For the Sake of the House

Barna reports that 1,500 men and women leave vocational ministry each month due to stress, conflict, and/or moral failure. Is it possible that our church governance structures (polity) and leadership styles lend themselves to this travesty?

Is there a better way of leading? Is there a better way to provide governance for the church organization?

For the Sake of the House is written especially for those in church leadership or those in leadership in other religious organizations. However, it is relevant for anyone who is concerned about the Church of Jesus Christ and the impact we will have in the 21st century.

The message in this book is clear: times are changing, and we must change with them. The twenty-first-century church does and will continually face radical change and much uncertainty with undefined problems that require organizational models and leadership qualities and competencies far different from those that were successful in the twentieth century. It is our responsibility, as leaders of the church of Jesus Christ, to ensure we are adequately prepared and that those for whom we are responsible are also equipped as ministers of the gospel.

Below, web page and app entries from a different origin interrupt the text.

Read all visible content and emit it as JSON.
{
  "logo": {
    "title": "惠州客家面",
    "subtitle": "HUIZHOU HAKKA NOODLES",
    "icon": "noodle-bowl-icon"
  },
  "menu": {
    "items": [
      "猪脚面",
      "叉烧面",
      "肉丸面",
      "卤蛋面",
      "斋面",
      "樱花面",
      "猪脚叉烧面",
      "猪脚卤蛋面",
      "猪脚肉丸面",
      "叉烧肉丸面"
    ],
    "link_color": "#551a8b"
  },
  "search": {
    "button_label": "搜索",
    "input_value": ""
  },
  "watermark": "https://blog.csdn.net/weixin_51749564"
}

From an organizational perspective, structures and designs do not just happen. It takes much time, much effort, and many talented people. The changes the church faces are different now; they are discontinuous and not part of any pattern. Even the smallest changes can make the biggest differences, even if they go unnoticed for a time. For leaders, this may be confusing and troubling. But with proper preparation and foresight, with strategies, correct planning, and implementation, the local church organization will continue to flourish. The way we organize will determine our effectiveness. We need to be missionally responsive, culturally adaptive, organizationally agile multiplication movements.

From a leadership perspective, leaders are not born; they are developed through formal and informal training and experience. Titles and/or positions do not mean leadership skills, traits, and competencies are inherent in the individual. The church needs authentic, transformational servant leaders as it faces constant change and uncertainty—leadership that is not mired in traditions of yesterday or weighed down by personal egocentricities.

If we want to enjoy more of the opportunities and experience less of the risks, we need to be able to scan for, read, and interpret information that will affect us individually and the church as a whole. Those who understand why changes come and strategically plan for the unpredictable while strategizing for a preferred future waste less effort reacting and spend more time investing in being relevant and missional.

To read more about this book, click on the followin link – For the Sake of the House.

Leave a Reply